As the growing season is concluding, we sometimes forget the role pollinators play in having the food we eat.
Advocates are pointing to a new website that provides information about the rapidly diminishing populations of some pollinators.
Oneida County Conservationist Michele Sadauskas talks about Bumble Bee Watch, a citizen science project to help monitor bumble bee activity...
"...with bumble bee watch were looking to gain through citizens an idea how our bumble bees are doing and also native bees. We have a lot of native bees that are in northern Wisconsin. So bumble bee watch, we're hoping to get citizens out and about to see what they can find with bumble bees on their flowers, gardens, or native wildflowers along the road. This time of the year they're a little slower, but they're still out....."
She says the pollinators are now being seen in asters blooming along roadsides and fields. She says because of the cool temperatures they're not quite as active. Sadauskas says you can take a picture of the bee, then submit it to bumblebeewatch. org.
She says the more people that get involved, more information is available, especially about the endangered pollinators.
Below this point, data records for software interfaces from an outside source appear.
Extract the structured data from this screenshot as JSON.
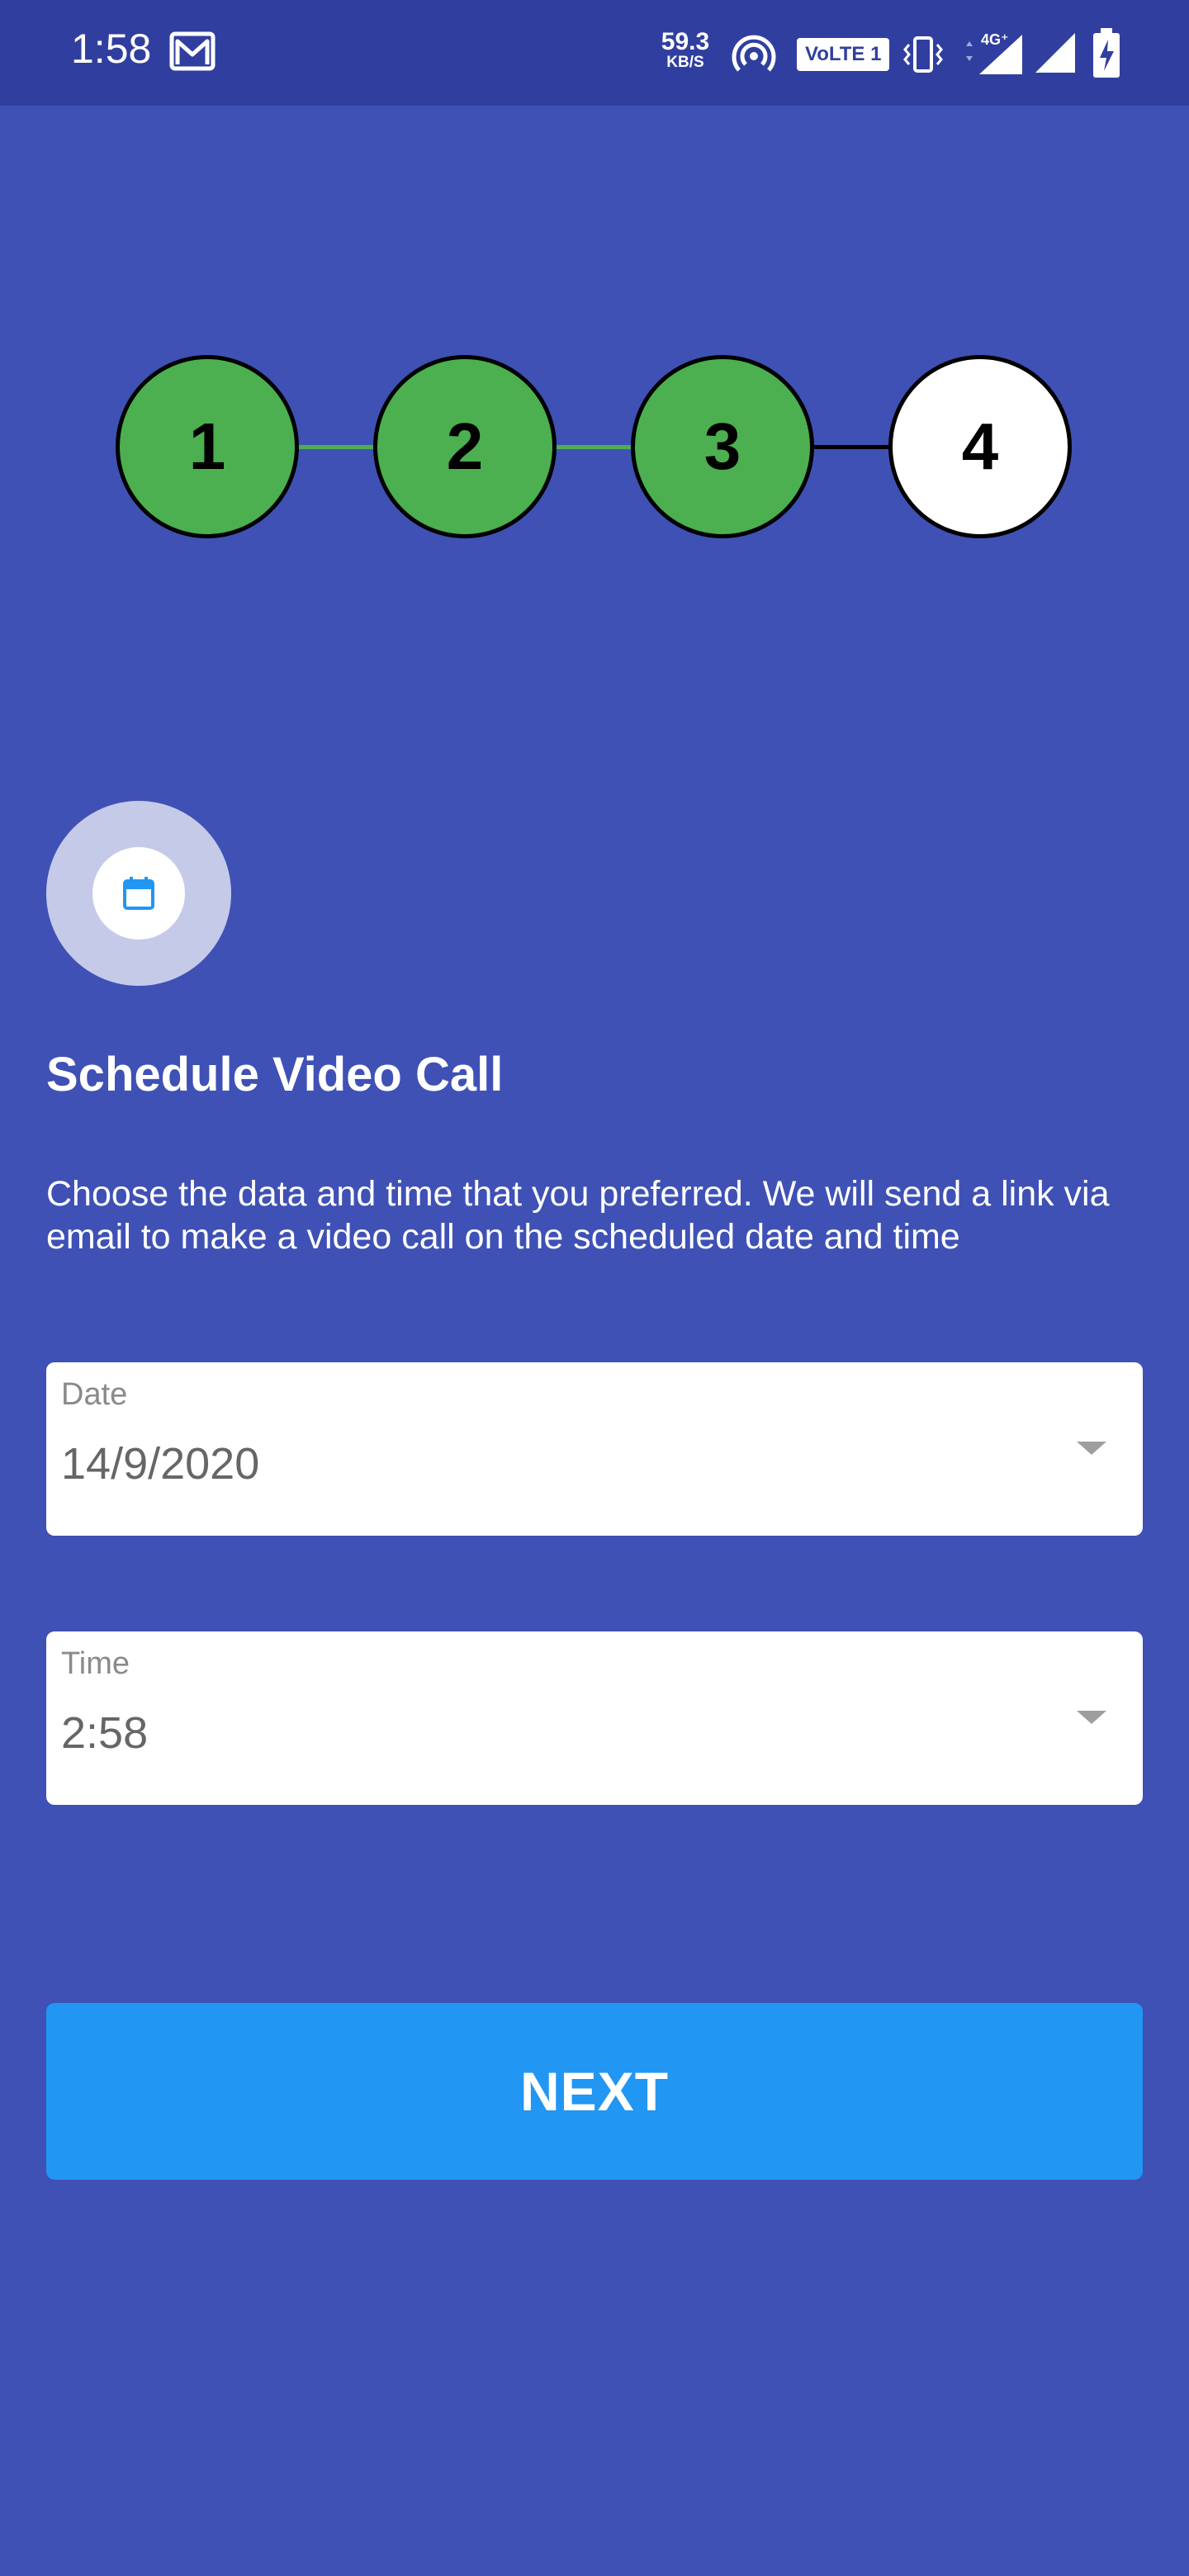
{
  "status_bar": {
    "time": "1:58",
    "net_speed_value": "59.3",
    "net_speed_unit": "KB/S",
    "volte_label": "VoLTE 1",
    "network_type": "4G⁺"
  },
  "stepper": {
    "steps": [
      {
        "label": "1",
        "state": "done"
      },
      {
        "label": "2",
        "state": "done"
      },
      {
        "label": "3",
        "state": "done"
      },
      {
        "label": "4",
        "state": "current"
      }
    ],
    "colors": {
      "done": "#4caf50",
      "current": "#ffffff",
      "connector_done": "#4caf50",
      "connector_pending": "#000000"
    }
  },
  "schedule": {
    "icon": "calendar-icon",
    "title": "Schedule Video Call",
    "description": "Choose the data and time that you preferred. We will send a link via email to make a video call on the scheduled date and time"
  },
  "date_field": {
    "label": "Date",
    "value": "14/9/2020"
  },
  "time_field": {
    "label": "Time",
    "value": "2:58"
  },
  "next_button": {
    "label": "NEXT"
  },
  "colors": {
    "background": "#3f51b5",
    "status_bar": "#303f9f",
    "button": "#2196f3",
    "icon_circle": "#c5cae9"
  }
}
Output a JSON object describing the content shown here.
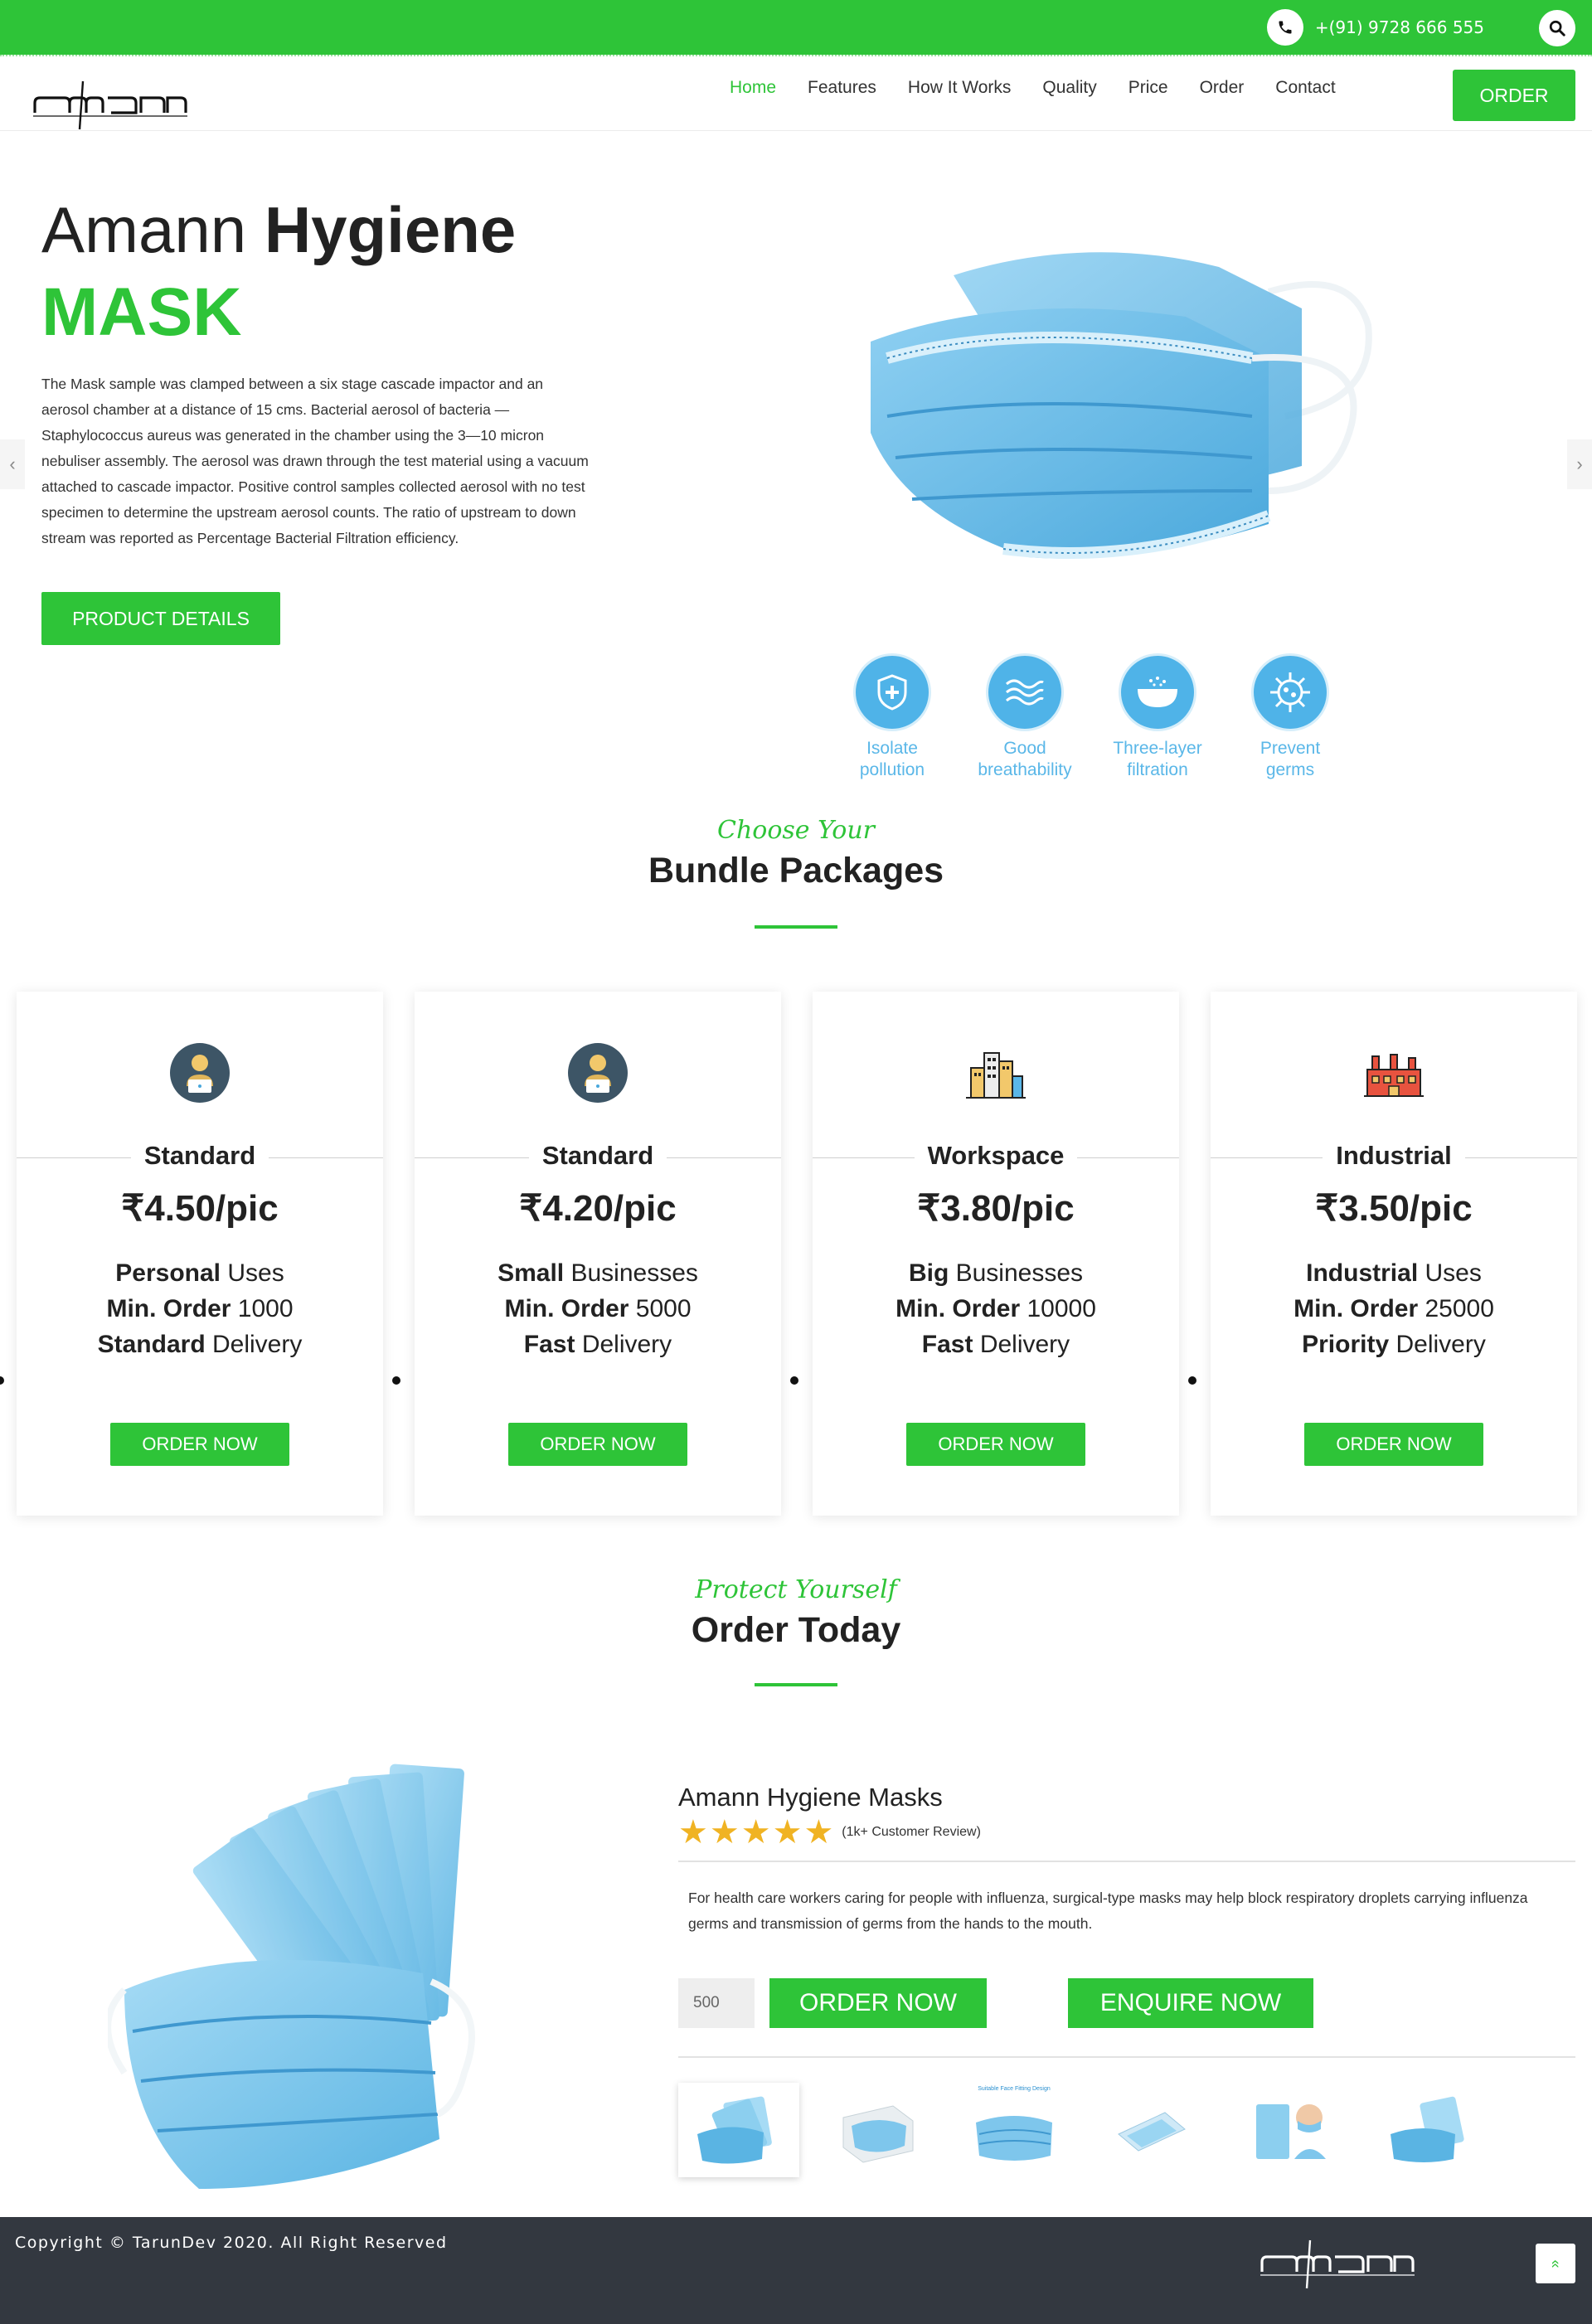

The rusty-patched bumble bee was put on the endangered species list in 2017.